Sheridan's situation is very strange and has a strong sense of unreality. Although Lorien's conversation is in simple terms, we know that there's a lot of meaning hiding behind his words. I have wondered about the purpose behind having Sheridan go through this "in between" business with Lorien, and I've realized that there are several purposes. First, the writer needs a plausible way for Sheridan to have survived the events at the end of last season in "Z'ha'dum", and that way must not seem like some kind of cop-out. Second, Sheridan has met Lorien, who will prove to be a worthy ally. Also, Sheridan's time in "limbo" with Lorien has raised the suspense back on the station regarding whether or not Sheridan is alive and what the Shadows will do next.
Why does Lorien help Sheridan at all? We have to assume that since Lorien is the first First One that he's capable of finding out a lot more about Sheridan and the current situation in the galaxy than might be obvious. Does Lorien find Sheridan personally special and worthy of life and completing his goal? Does he find the current war between the Vorlons and the Shadows too extreme? Or some of both?
In the next plot, Delenn finally comes to terms with her past actions and what she must do in the future. Franklin comes to check on Delenn, since she hasn't eaten since Sheridan when to Z'ha'dum, but cannot convince her to stop her fast. Delenn pours on him a monologue of guilt for failing to trust Sheridan and putting him on the path to Z'ha'dum. I've always loved her description of what Sheridan did, which is something like, "once he knew the truth, he did not choose his actions - his actions chose him". She's finally realizing the price she has to pay personally for her past choices, especially choosing to withhold information from Sheridan.
Later in the episode, Franklin is going through Sheridan's effects and calls Delenn to Sheridan's quarter to see a section of Sheridan's personal log. Sheridan had just admitted to himself that he's in love with Delenn, and describes it as jumping off a cliff with the hope of being able to fly. (The parallel with Sheridan actually jumping off a cliff on Z'ha'dum is clever, especially since Sheridan ostensibly recorded this sentiment before he went to Z'ha'dum.) Delenn is touched at his message, and the sentiment Sheridan expressed gives her a new sense of purpose.
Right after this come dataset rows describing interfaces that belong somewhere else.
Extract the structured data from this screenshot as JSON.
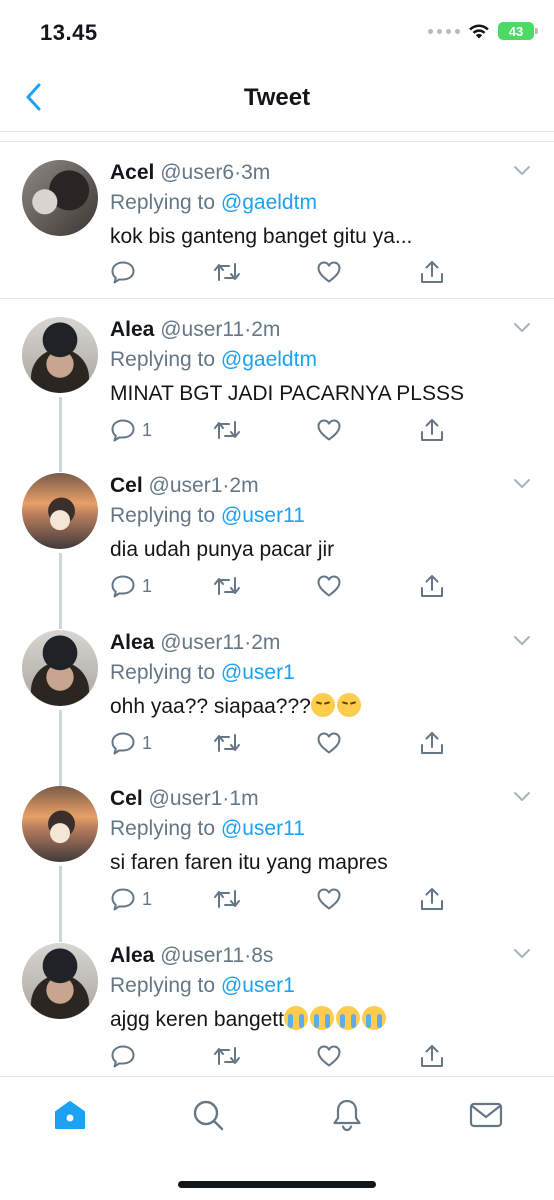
{
  "status_bar": {
    "time": "13.45",
    "battery": "43"
  },
  "header": {
    "title": "Tweet"
  },
  "tweets": [
    {
      "name": "Acel",
      "handle": "@user6",
      "dot": "·",
      "time": "3m",
      "replying_prefix": "Replying to",
      "replying_to": "@gaeldtm",
      "text": "kok bis ganteng banget gitu ya...",
      "reply_count": ""
    },
    {
      "name": "Alea",
      "handle": "@user11",
      "dot": "·",
      "time": "2m",
      "replying_prefix": "Replying to",
      "replying_to": "@gaeldtm",
      "text": "MINAT BGT JADI PACARNYA PLSSS",
      "reply_count": "1"
    },
    {
      "name": "Cel",
      "handle": "@user1",
      "dot": "·",
      "time": "2m",
      "replying_prefix": "Replying to",
      "replying_to": "@user11",
      "text": "dia udah punya pacar jir",
      "reply_count": "1"
    },
    {
      "name": "Alea",
      "handle": "@user11",
      "dot": "·",
      "time": "2m",
      "replying_prefix": "Replying to",
      "replying_to": "@user1",
      "text": "ohh yaa?? siapaa???",
      "emoji": [
        "pensive-face",
        "pensive-face"
      ],
      "reply_count": "1"
    },
    {
      "name": "Cel",
      "handle": "@user1",
      "dot": "·",
      "time": "1m",
      "replying_prefix": "Replying to",
      "replying_to": "@user11",
      "text": "si faren faren itu yang mapres",
      "reply_count": "1"
    },
    {
      "name": "Alea",
      "handle": "@user11",
      "dot": "·",
      "time": "8s",
      "replying_prefix": "Replying to",
      "replying_to": "@user1",
      "text": "ajgg keren bangett",
      "emoji": [
        "loudly-crying-face",
        "loudly-crying-face",
        "loudly-crying-face",
        "loudly-crying-face"
      ],
      "reply_count": ""
    }
  ],
  "tab_bar": {
    "items": [
      "home-icon",
      "search-icon",
      "notifications-icon",
      "messages-icon"
    ],
    "active_color": "#1da1f2"
  },
  "colors": {
    "accent": "#1da1f2",
    "secondary_text": "#657786",
    "battery": "#4cd964"
  }
}
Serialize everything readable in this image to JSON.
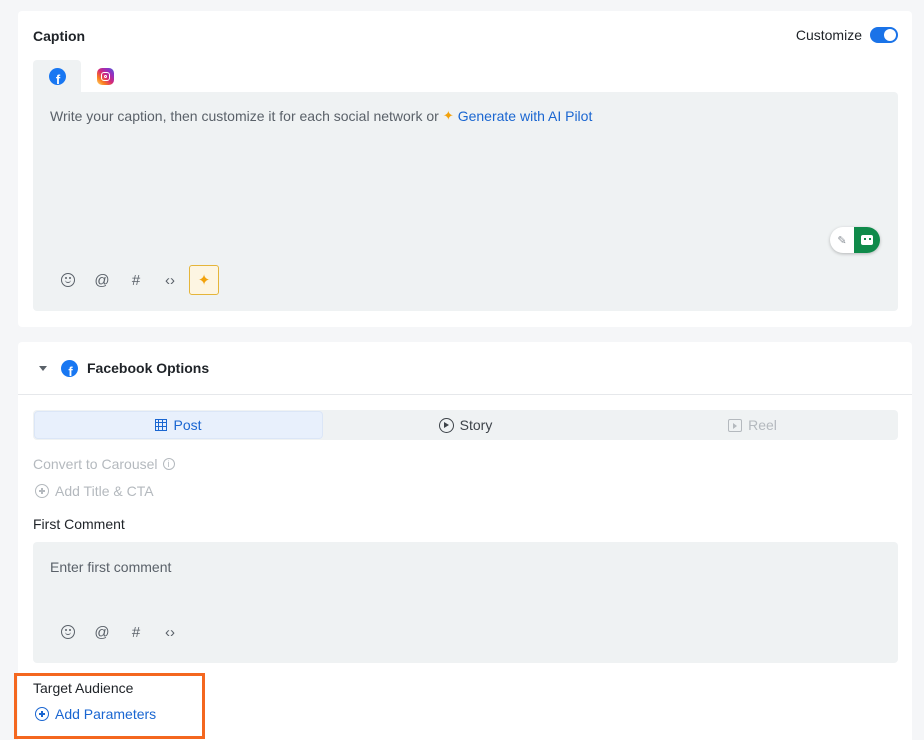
{
  "caption": {
    "title": "Caption",
    "customize_label": "Customize",
    "customize_on": true,
    "networks": [
      {
        "name": "facebook",
        "icon": "facebook-icon",
        "active": true
      },
      {
        "name": "instagram",
        "icon": "instagram-icon",
        "active": false
      }
    ],
    "placeholder": "Write your caption, then customize it for each social network or",
    "generate_link": "Generate with AI Pilot",
    "toolbar": [
      "emoji-icon",
      "mention-icon",
      "hashtag-icon",
      "code-icon",
      "ai-sparkle-icon"
    ]
  },
  "facebook_options": {
    "title": "Facebook Options",
    "post_types": [
      {
        "label": "Post",
        "icon": "grid-icon",
        "state": "active"
      },
      {
        "label": "Story",
        "icon": "play-icon",
        "state": "normal"
      },
      {
        "label": "Reel",
        "icon": "reel-icon",
        "state": "disabled"
      }
    ],
    "convert_carousel": "Convert to Carousel",
    "add_title_cta": "Add Title & CTA",
    "first_comment_label": "First Comment",
    "first_comment_placeholder": "Enter first comment",
    "target_audience_label": "Target Audience",
    "add_parameters": "Add Parameters"
  },
  "colors": {
    "accent": "#1a66d1",
    "highlight": "#f4671f",
    "ai": "#f2a20c"
  }
}
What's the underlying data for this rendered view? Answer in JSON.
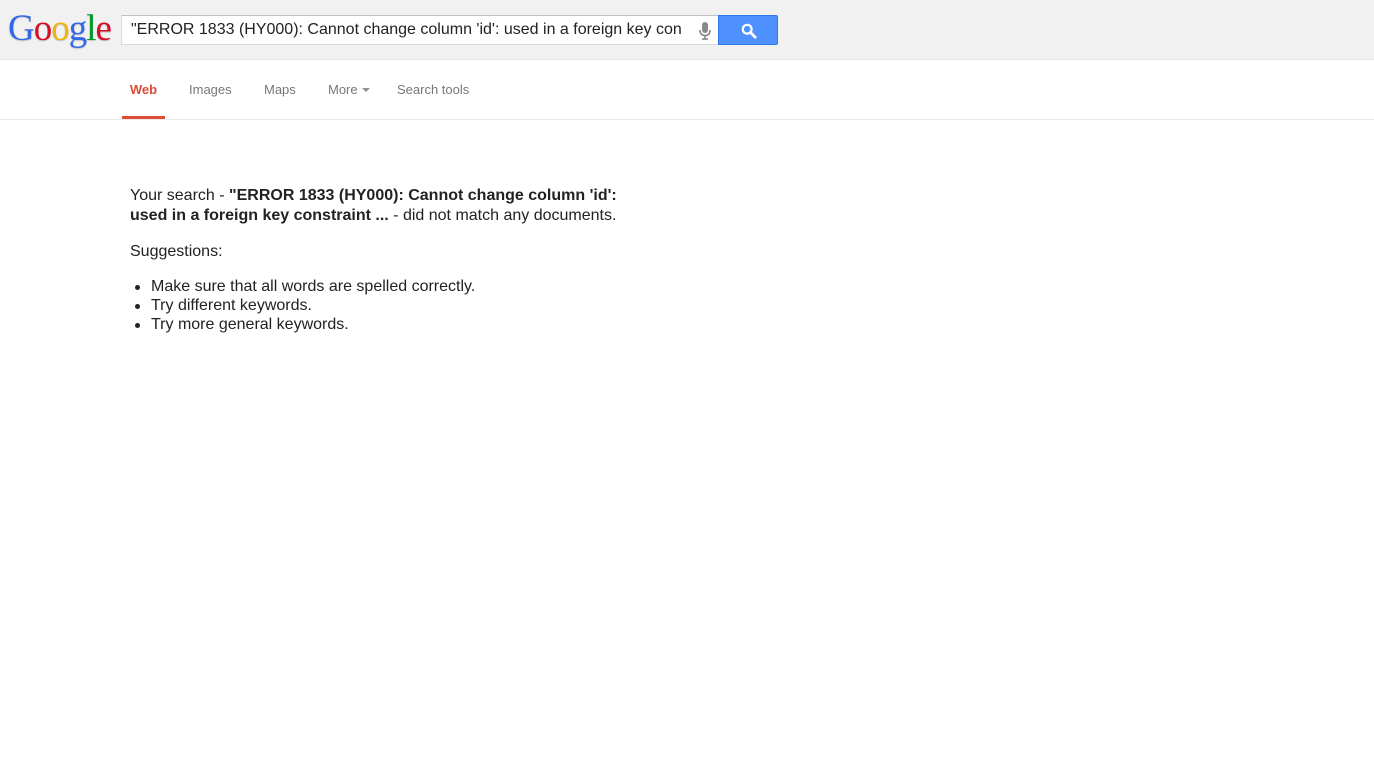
{
  "header": {
    "logo": {
      "letters": [
        "G",
        "o",
        "o",
        "g",
        "l",
        "e"
      ],
      "colors": [
        "#3369e8",
        "#d50f25",
        "#eeb211",
        "#3369e8",
        "#009925",
        "#d50f25"
      ]
    },
    "search": {
      "value": "\"ERROR 1833 (HY000): Cannot change column 'id': used in a foreign key con",
      "mic_icon": "microphone-icon",
      "button_icon": "search-icon"
    },
    "colors": {
      "bar_background": "#f1f1f1",
      "button_blue": "#4d90fe"
    }
  },
  "nav": {
    "tabs": [
      {
        "label": "Web",
        "active": true
      },
      {
        "label": "Images",
        "active": false
      },
      {
        "label": "Maps",
        "active": false
      },
      {
        "label": "More",
        "active": false,
        "dropdown": true
      },
      {
        "label": "Search tools",
        "active": false
      }
    ],
    "active_color": "#dd4b39"
  },
  "results": {
    "prefix": "Your search - ",
    "query": "\"ERROR 1833 (HY000): Cannot change column 'id': used in a foreign key constraint ...",
    "suffix": " - did not match any documents.",
    "suggestions_title": "Suggestions:",
    "suggestions": [
      "Make sure that all words are spelled correctly.",
      "Try different keywords.",
      "Try more general keywords."
    ]
  }
}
Delenn summons the local Rangers for an announcement: in seven days, they, and any members of the League of Non-Aligned Worlds that wish to join them, will attack Z'ha'dum. She declares that the Shadows will attack them and renew the war anyway, so they will show the other worlds what actions must be taken, even if they all die. She repeats Sheridan's homily, giving them the chance to fly. They are waiting seven days so that any ships that wish to join them will have time.
Delenn is the leader of the Rangers, so none of them even think to second-guess her decision, even though they will almost certainly all die without broad-based support from the other worlds. Will she be able to use her charisma, will, and wonderful speaking manner to bring in more support? Is she really just looking for a good way to die, since she believes Sheridan is already dead?
This episode had a lot of good moments in it, but it was primarily setup for succeeding episodes: setup for Sheridan's return, setup for Delenn's attack on Z'ha'dum, setup for Londo's plot against Cartagia, setup for G'Kar to finally free his people. For that reason, it really wans't very fulfilling.